One of the advantages of a free market economy over a command and control one is the increased competition compels the provider of a good or service to provide the consumer options and choices to better fit the needs and circumstances of the consumer.
Say you are a college student wishing to purchase health insurance. Generally speaking, are you going to opt for a expensive gold-plated insurance policy that covers all your doctor visits, hip replacement surgeries and regular check-ups or are you going to choose a bare bones low cost/low benefit plan? Because of your youth and therefore, relative health and because you really need the money for tuition, books, lodging, food, etc., you are most definitely going with the latter option because it much better suits your circumstances.
Unfortunately, for college students across America that may all change.
Colleges and universities say that some rules in the new health law could keep them from offering low-cost, limited-benefit student insurance policies, and they're seeking federal authority to continue offering them.
Their request drew immediate fire from critics, however, who say that student health plans should be held to the same standards that other insurance is.
Once again, a reminder that ObamaCare really isn't about optimizing the benefits of your individual health care but rather making sure everyone is receiving the equal amount of health care benefits as miserable as the outcome may be.
Among other things, the colleges want clarification that they won't have to offer the policies to non-students.
Without a number of changes, it may be impossible to continue to offer student health plans, says a letter that the American Council on Education sent Aug. 12 to Health and Human Services Secretary Kathleen Sebelius, signed by 12 other trade associations that represent colleges.
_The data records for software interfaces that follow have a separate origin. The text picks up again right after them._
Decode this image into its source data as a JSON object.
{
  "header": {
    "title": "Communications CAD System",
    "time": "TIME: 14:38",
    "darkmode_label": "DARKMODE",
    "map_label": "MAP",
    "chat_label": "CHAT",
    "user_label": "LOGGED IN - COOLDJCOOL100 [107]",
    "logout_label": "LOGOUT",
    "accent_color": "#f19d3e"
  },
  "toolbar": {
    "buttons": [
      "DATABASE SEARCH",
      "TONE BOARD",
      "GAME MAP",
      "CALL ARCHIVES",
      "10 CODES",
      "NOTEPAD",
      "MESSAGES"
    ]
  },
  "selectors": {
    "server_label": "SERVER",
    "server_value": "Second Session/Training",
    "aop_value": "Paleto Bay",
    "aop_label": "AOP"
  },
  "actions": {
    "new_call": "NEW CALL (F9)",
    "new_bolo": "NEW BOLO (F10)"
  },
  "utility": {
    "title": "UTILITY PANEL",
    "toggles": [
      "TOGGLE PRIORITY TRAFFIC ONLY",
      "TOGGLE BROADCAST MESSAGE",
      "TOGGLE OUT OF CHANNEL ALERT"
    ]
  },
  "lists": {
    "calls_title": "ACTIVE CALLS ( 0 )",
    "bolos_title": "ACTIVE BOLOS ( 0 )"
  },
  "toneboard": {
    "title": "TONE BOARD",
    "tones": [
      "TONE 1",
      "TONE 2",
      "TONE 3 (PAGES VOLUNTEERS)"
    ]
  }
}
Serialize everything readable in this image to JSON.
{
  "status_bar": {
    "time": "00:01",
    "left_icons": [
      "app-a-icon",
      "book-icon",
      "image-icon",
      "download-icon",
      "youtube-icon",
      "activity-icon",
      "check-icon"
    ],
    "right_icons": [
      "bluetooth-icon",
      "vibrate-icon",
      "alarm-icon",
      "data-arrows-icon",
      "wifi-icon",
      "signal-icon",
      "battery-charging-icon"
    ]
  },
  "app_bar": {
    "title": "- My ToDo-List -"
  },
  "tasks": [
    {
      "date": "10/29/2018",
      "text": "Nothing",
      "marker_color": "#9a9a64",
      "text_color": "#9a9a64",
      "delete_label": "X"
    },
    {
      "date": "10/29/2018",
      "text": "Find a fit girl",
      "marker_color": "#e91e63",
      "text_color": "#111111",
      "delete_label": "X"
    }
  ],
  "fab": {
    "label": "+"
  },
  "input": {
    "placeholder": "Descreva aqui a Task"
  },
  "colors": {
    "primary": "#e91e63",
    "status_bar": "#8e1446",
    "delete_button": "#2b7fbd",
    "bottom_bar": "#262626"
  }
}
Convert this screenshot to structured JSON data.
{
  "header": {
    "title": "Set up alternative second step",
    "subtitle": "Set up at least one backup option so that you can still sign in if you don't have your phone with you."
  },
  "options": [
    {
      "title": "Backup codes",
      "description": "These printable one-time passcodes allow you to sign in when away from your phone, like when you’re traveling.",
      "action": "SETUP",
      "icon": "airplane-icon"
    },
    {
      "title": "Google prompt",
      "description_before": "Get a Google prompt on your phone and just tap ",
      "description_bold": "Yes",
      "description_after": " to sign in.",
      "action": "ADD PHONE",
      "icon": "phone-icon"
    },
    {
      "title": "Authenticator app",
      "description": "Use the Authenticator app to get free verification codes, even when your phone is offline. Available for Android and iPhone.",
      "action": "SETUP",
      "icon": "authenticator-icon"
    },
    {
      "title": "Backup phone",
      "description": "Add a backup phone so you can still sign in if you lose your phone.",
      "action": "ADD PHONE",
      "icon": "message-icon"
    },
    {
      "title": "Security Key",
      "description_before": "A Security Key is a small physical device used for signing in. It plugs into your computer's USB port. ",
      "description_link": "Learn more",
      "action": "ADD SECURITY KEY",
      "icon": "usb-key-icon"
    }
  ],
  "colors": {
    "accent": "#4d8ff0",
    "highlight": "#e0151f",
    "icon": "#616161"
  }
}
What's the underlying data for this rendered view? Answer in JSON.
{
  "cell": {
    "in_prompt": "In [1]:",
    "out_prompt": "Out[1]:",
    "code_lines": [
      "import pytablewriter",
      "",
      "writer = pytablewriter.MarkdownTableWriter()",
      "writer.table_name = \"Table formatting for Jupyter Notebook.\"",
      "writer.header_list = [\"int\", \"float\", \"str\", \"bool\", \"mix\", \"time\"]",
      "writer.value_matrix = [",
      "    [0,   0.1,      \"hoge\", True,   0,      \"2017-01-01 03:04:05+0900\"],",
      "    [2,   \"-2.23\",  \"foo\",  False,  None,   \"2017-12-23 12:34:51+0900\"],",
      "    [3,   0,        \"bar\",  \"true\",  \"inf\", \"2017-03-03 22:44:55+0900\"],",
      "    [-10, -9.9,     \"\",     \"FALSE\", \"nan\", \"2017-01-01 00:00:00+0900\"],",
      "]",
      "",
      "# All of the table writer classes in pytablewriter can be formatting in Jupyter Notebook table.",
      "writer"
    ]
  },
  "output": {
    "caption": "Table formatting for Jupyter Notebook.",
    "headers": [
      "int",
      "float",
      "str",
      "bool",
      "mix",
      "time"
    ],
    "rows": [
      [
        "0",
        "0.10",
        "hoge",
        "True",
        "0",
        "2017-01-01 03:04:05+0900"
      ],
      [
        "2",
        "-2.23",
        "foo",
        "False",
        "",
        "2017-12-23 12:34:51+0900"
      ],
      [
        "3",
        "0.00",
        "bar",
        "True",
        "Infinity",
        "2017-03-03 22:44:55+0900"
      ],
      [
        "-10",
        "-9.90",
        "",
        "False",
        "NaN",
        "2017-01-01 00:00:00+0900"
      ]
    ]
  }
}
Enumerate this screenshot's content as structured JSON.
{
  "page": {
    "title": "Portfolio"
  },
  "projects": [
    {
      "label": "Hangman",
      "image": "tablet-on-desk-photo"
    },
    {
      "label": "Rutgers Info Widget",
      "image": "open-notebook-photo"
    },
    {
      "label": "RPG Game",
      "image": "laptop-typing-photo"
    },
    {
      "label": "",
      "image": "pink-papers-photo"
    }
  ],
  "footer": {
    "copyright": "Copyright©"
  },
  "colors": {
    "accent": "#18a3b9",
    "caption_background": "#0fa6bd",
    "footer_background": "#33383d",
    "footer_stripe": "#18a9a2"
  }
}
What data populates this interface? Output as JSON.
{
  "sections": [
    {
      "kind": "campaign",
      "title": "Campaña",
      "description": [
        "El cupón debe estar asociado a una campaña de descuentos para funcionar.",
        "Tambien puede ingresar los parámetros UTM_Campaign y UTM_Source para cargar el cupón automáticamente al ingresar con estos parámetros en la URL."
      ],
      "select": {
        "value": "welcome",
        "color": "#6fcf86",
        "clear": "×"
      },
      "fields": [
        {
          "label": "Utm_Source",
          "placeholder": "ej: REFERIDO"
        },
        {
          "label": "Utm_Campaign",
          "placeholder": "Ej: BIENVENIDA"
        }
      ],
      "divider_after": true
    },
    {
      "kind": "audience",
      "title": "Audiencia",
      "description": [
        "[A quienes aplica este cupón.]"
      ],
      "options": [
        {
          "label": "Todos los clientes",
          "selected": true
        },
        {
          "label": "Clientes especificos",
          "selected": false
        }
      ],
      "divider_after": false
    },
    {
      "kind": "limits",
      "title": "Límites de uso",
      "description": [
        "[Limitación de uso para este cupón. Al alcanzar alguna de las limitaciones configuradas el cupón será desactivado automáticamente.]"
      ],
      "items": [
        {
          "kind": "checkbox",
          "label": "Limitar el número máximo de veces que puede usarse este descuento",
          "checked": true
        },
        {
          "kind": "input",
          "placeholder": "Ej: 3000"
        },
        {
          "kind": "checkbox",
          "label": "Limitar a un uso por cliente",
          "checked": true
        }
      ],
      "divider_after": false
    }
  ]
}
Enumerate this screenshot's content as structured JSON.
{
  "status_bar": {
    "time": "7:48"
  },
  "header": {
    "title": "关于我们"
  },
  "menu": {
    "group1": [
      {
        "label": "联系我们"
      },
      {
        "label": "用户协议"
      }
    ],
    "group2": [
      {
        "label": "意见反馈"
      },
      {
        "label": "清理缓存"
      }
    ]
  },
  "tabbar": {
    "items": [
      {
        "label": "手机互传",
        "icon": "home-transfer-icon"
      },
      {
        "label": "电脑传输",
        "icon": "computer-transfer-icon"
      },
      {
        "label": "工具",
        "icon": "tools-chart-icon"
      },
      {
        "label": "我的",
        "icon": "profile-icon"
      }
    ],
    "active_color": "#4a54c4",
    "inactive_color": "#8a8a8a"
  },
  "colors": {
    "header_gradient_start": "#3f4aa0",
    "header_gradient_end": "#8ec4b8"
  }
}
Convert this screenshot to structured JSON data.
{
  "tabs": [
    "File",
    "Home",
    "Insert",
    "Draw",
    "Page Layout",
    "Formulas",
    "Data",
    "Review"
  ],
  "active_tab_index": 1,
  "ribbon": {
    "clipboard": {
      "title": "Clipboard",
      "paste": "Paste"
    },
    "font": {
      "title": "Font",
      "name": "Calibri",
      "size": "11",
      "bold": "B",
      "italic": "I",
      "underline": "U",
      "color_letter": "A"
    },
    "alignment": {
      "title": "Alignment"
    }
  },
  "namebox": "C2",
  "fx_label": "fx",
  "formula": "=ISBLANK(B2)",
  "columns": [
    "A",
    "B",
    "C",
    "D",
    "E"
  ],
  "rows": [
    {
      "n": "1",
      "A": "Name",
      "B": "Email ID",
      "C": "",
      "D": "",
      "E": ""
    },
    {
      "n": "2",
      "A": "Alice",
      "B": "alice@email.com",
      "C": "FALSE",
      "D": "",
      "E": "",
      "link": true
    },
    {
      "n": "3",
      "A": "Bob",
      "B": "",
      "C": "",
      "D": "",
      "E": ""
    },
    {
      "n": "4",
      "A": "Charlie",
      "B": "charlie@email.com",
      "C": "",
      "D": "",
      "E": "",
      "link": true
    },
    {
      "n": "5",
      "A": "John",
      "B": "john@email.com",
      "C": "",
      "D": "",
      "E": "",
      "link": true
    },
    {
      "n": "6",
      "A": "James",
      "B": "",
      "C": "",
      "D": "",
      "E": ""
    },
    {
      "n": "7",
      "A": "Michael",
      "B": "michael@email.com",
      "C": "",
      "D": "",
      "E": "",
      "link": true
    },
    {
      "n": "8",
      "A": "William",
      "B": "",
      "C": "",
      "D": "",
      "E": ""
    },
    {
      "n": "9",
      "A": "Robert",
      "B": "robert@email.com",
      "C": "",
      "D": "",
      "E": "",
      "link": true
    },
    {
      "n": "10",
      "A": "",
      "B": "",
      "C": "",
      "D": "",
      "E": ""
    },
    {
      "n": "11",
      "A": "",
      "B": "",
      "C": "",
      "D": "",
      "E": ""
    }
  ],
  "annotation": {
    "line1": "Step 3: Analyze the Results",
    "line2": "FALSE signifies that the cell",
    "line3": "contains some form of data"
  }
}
Additionally, the colleges say that some provisions of the law don't apply to their policies, including those that require insurers to spend at least 80 percent of their revenue on medical care and that bar them from setting annual coverage caps.
Many of the provisions at issue don't go into effect until 2014, but the colleges say they need clarity soon because they're negotiating long-term contracts with insurers now.
And once again, we see price signaling taking effect as colleges are making rational decisions in bracing for the inevitable disaster that will come with ObamaCare.
As it stands, colleges may be forced to provide only ObamaCare-mandated insurance policies that won't fit the needs of their students as they provide benefits their relatively healthy students don't need and certainly can't afford.
This is a perfect illustration of what happens when a command and control regulatory regime forces consumers into a one-size-fits-all plan.
Exit question: Does this qualify for Nancy's Nuances: a journey of discovery? We're thinking yes as the colleges only discovered what was in the bill after it was passed.
H/T: Hot Air